Outer continental shelf oil and gas activities in the Pacific (Southern California) and their onshore impacts: a summary report, May 1980
Open-File Report 80-645
Prepared for the U.S. Department of the Interior, Geological Survey, in cooperation with the Bureau of Land Management and the Council of Environmental Quality under Contract No. EQ9AC006, by Rogers, Golden & Halpern, Inc.
- George S. Macpherson, Janis Bernstein
- Document: Document
Outer Continental Shelf (OCS) oil and gas exploration and development have been under way in the Pacific (Southern California) Region since 1966. During that time, there have been four Federal lease sales: in 1966, 1968, 1975 (Sale 35), and 1979 (Sale 48). Oil and gas production from three leases has been going on since 1968. It peaked in 1971 and now averages around 31,400 barrels of oil and 15.4 million cubic feet of gas per day. Discoveries on areas leased in the 1968 and 1975 sales have led to plans for eight new platforms to begin production in the early 1980's. Five platforms are in the eastern end of Santa Barbara Channel, one is in the western Channel, and two are in San Pedro Bay, south of Long Beach. Three rigs are doing exploratory drilling in the Region.

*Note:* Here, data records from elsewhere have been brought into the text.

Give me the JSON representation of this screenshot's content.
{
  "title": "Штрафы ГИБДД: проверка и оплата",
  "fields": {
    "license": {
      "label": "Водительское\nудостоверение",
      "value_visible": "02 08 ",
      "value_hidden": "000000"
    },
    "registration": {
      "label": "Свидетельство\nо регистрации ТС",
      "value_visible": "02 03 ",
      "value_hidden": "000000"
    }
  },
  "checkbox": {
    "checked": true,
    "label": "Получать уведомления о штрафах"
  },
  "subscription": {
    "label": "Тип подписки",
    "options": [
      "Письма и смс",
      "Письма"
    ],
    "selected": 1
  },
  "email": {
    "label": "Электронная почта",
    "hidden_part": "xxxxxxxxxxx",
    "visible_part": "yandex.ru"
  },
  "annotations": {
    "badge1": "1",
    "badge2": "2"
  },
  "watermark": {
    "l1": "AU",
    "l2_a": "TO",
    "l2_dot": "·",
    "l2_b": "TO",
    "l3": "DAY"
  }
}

The most recent estimates by the U.S. Geological Survey of remaining reserves for all identified fields in the Southern California Region are 695 million barrels of oil and 1,575 billion cubic feet of gas (January 1979). The USGS has also made risked estimates of economically recoverable oil and gas resources for all the leased tracts in the Region (March 1980). These risked estimates of economically recoverable resources are 394 billion barrels of oil and 1,295 billion cubic feet of gas. The USGS estimates of undiscovered recoverable resources for the entire Southern California OCS Region (January 1980) are 3,200 million barrels of oil and 3,400 billion cubic feet of gas.

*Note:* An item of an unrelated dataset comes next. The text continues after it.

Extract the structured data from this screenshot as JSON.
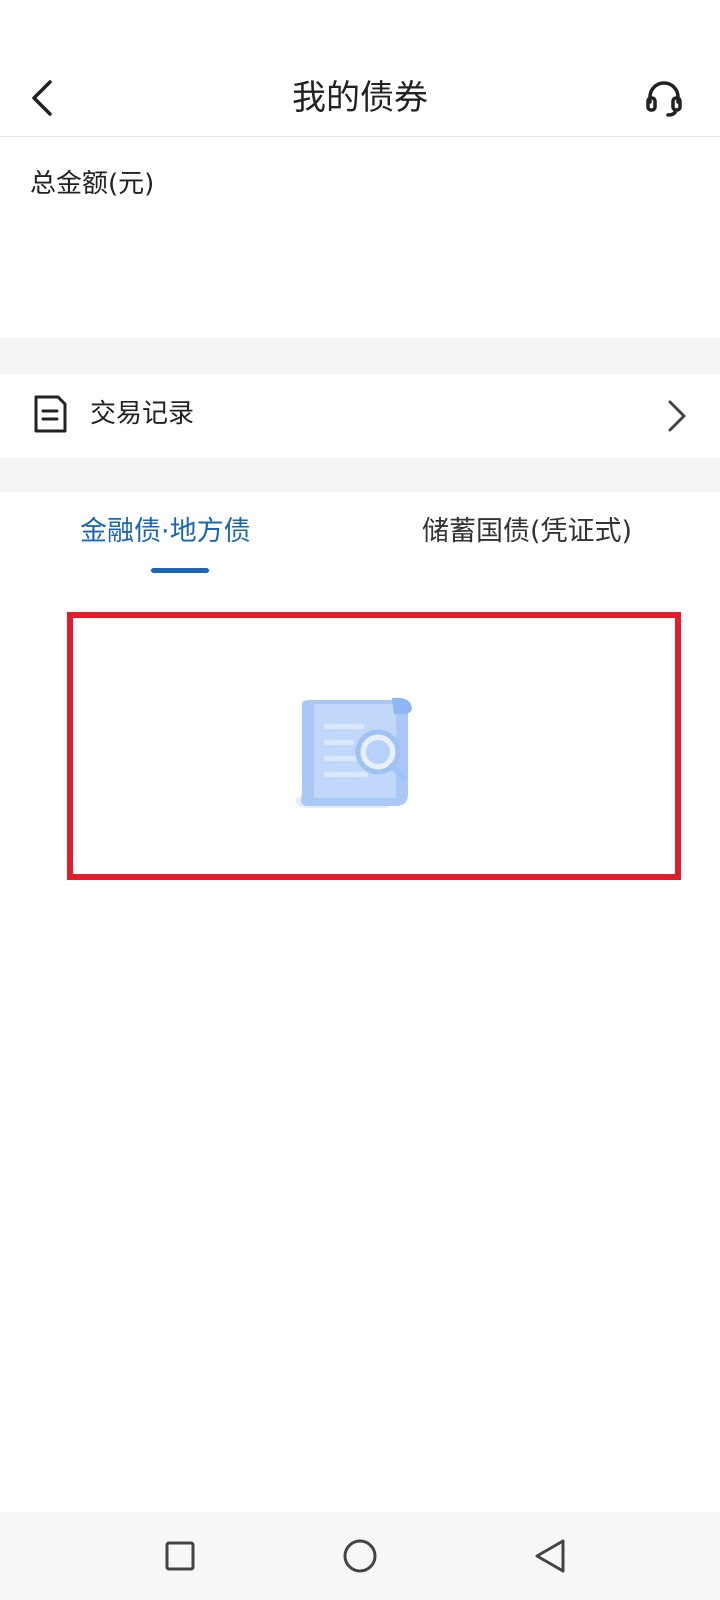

Because of the long history of oil and gas production in Southern California from wells onshore and in State waters, there are many existing facilities for the transportation, processing, and refining of oil and gas. Some of the expected new OCS production can be accommodated in these facilities. Four new onshore projects will be required. Two of these are under construction: (1) a 9.6-km (6-mi) onshore oil pipeline (capacity: 60,000 bpd) between Carpinteria (Santa Barbara County) and the existing Mobil-Rincon separation and treatment facility (Ventura County), and (2) a small supply base and dock (upgrade of existing facility) and a 0.4-hectare (1-acre) crude oil distribution facility in Long Beach (Los Angeles County), connected to landfall by a 3-km (1.8-mi) onshore pipeline. The two other facilities are awaiting permit approval: (1) a gas treatment plant at Las Flores Canyon (Santa Barbara County) and (2) a separation and treatment plant at Mandalay Beach (Ventura County) with 4 km (2.5 mi) of onshore pipeline on the same right-of-way from landfall to the plant and from the plant to an existing gas transmission line.

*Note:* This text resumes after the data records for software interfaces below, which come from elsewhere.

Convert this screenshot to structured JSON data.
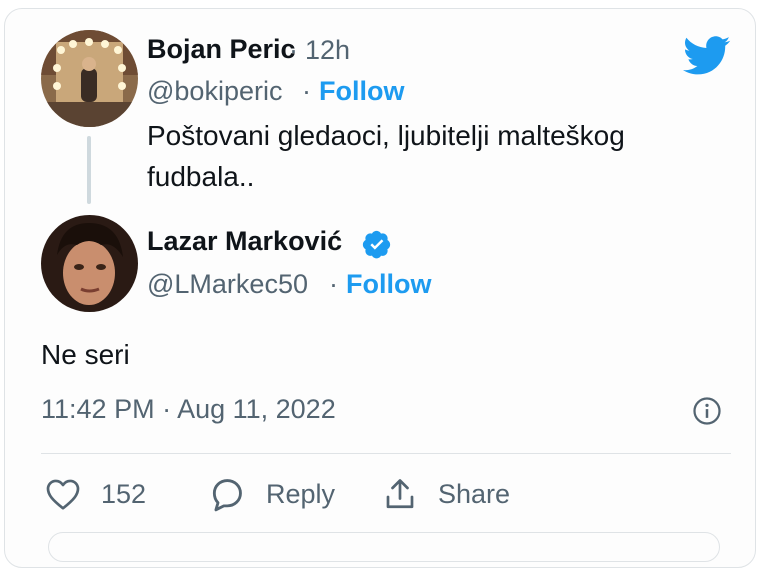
{
  "colors": {
    "accent": "#1d9bf0",
    "muted": "#536471",
    "text": "#0f1419"
  },
  "quoted_tweet": {
    "author_name": "Bojan Peric",
    "separator": "·",
    "age": "12h",
    "handle": "@bokiperic",
    "follow_label": "Follow",
    "text": "Poštovani gledaoci, ljubitelji malteškog fudbala.."
  },
  "reply_tweet": {
    "author_name": "Lazar Marković",
    "verified_icon": "verified-badge-icon",
    "handle": "@LMarkec50",
    "follow_label": "Follow",
    "text": "Ne seri",
    "timestamp": "11:42 PM · Aug 11, 2022"
  },
  "actions": {
    "like_icon": "heart-icon",
    "like_count": "152",
    "reply_icon": "comment-icon",
    "reply_label": "Reply",
    "share_icon": "share-icon",
    "share_label": "Share"
  },
  "brand_icon": "twitter-bird-icon",
  "info_icon": "info-icon"
}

Additional Publication Details
- Publication type:
- Publication Subtype:
- USGS Numbered Series
- Outer continental shelf oil and gas activities in the Pacific (Southern California) and their onshore impacts: a summary report, May 1980
- Series title:
- Open-File Report
- Series number:
- Year Published:
- Rogers, Golden & Halpern, Inc.
- Publisher location:
- Philadelphia, PA
- xi, 134 p.
- Number of Pages:
- United States